# WHAT NEEDS TO BE DONE
The following data is to be repeated exactly, its pictures excluded.

━━━━━━━━━━━━━━━━━━━━━━━━━━━━━━

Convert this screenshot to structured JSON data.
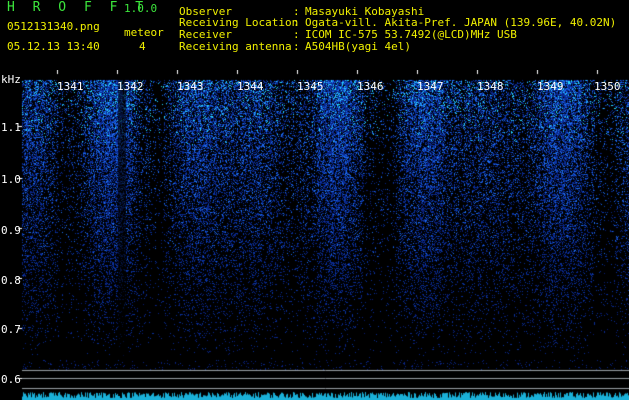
{
  "header": {
    "app_title": "H R O F F T",
    "app_version": "1.0.0",
    "file_name": "0512131340.png",
    "mode_label": "meteor",
    "timestamp": "05.12.13 13:40",
    "meteor_count": "4"
  },
  "info": [
    {
      "key": "Observer",
      "value": "Masayuki Kobayashi"
    },
    {
      "key": "Receiving Location",
      "value": "Ogata-vill. Akita-Pref. JAPAN (139.96E, 40.02N)"
    },
    {
      "key": "Receiver",
      "value": "ICOM IC-575 53.7492(@LCD)MHz USB"
    },
    {
      "key": "Receiving antenna",
      "value": "A504HB(yagi 4el)"
    }
  ],
  "spectrogram": {
    "axis_unit": "kHz",
    "y_ticks": [
      "1.1",
      "1.0",
      "0.9",
      "0.8",
      "0.7",
      "0.6"
    ],
    "minute_labels": [
      "1341",
      "1342",
      "1343",
      "1344",
      "1345",
      "1346",
      "1347",
      "1348",
      "1349",
      "1350"
    ],
    "colors": {
      "background": "#000000",
      "signal_low": "#0a1a8c",
      "signal_high": "#2ee8ff",
      "text": "#ffffff",
      "header_green": "#3ce63c",
      "header_yellow": "#f0f000"
    }
  }
}
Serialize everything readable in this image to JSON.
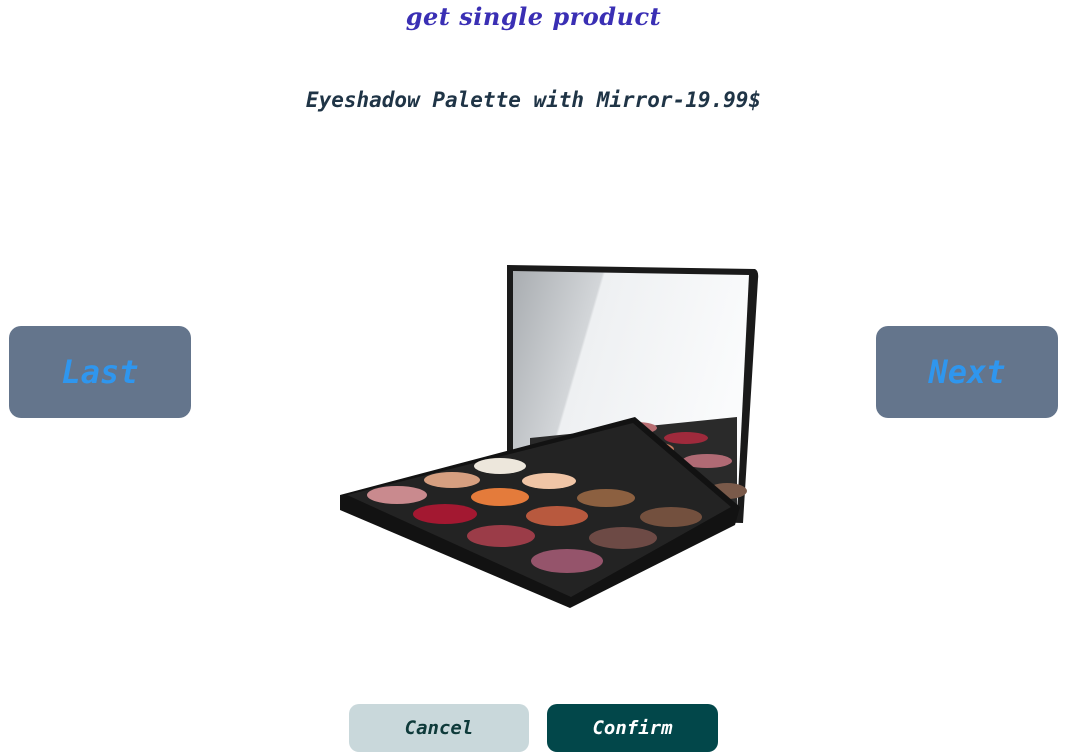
{
  "header": {
    "title": "get single product"
  },
  "product": {
    "name_price": "Eyeshadow Palette with Mirror-19.99$",
    "image": "eyeshadow-palette-image"
  },
  "navigation": {
    "last_label": "Last",
    "next_label": "Next"
  },
  "actions": {
    "cancel_label": "Cancel",
    "confirm_label": "Confirm"
  },
  "colors": {
    "title": "#3a2fb4",
    "product_text": "#1f3446",
    "nav_button_bg": "#64758c",
    "nav_button_text": "#2f96ee",
    "cancel_bg": "#c9d8db",
    "confirm_bg": "#02474a"
  }
}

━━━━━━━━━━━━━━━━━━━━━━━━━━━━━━

# TASK OUTPUT
Convert this screenshot to structured JSON data.
{
  "header": {
    "app_title": "H R O F F T",
    "app_version": "1.0.0",
    "file_name": "0512131340.png",
    "mode_label": "meteor",
    "timestamp": "05.12.13 13:40",
    "meteor_count": "4"
  },
  "info": [
    {
      "key": "Observer",
      "value": "Masayuki Kobayashi"
    },
    {
      "key": "Receiving Location",
      "value": "Ogata-vill. Akita-Pref. JAPAN (139.96E, 40.02N)"
    },
    {
      "key": "Receiver",
      "value": "ICOM IC-575 53.7492(@LCD)MHz USB"
    },
    {
      "key": "Receiving antenna",
      "value": "A504HB(yagi 4el)"
    }
  ],
  "spectrogram": {
    "axis_unit": "kHz",
    "y_ticks": [
      "1.1",
      "1.0",
      "0.9",
      "0.8",
      "0.7",
      "0.6"
    ],
    "minute_labels": [
      "1341",
      "1342",
      "1343",
      "1344",
      "1345",
      "1346",
      "1347",
      "1348",
      "1349",
      "1350"
    ],
    "colors": {
      "background": "#000000",
      "signal_low": "#0a1a8c",
      "signal_high": "#2ee8ff",
      "text": "#ffffff",
      "header_green": "#3ce63c",
      "header_yellow": "#f0f000"
    }
  }
}
Serialize everything readable in this image to JSON.
{
  "header": {
    "title": "get single product"
  },
  "product": {
    "name_price": "Eyeshadow Palette with Mirror-19.99$",
    "image": "eyeshadow-palette-image"
  },
  "navigation": {
    "last_label": "Last",
    "next_label": "Next"
  },
  "actions": {
    "cancel_label": "Cancel",
    "confirm_label": "Confirm"
  },
  "colors": {
    "title": "#3a2fb4",
    "product_text": "#1f3446",
    "nav_button_bg": "#64758c",
    "nav_button_text": "#2f96ee",
    "cancel_bg": "#c9d8db",
    "confirm_bg": "#02474a"
  }
}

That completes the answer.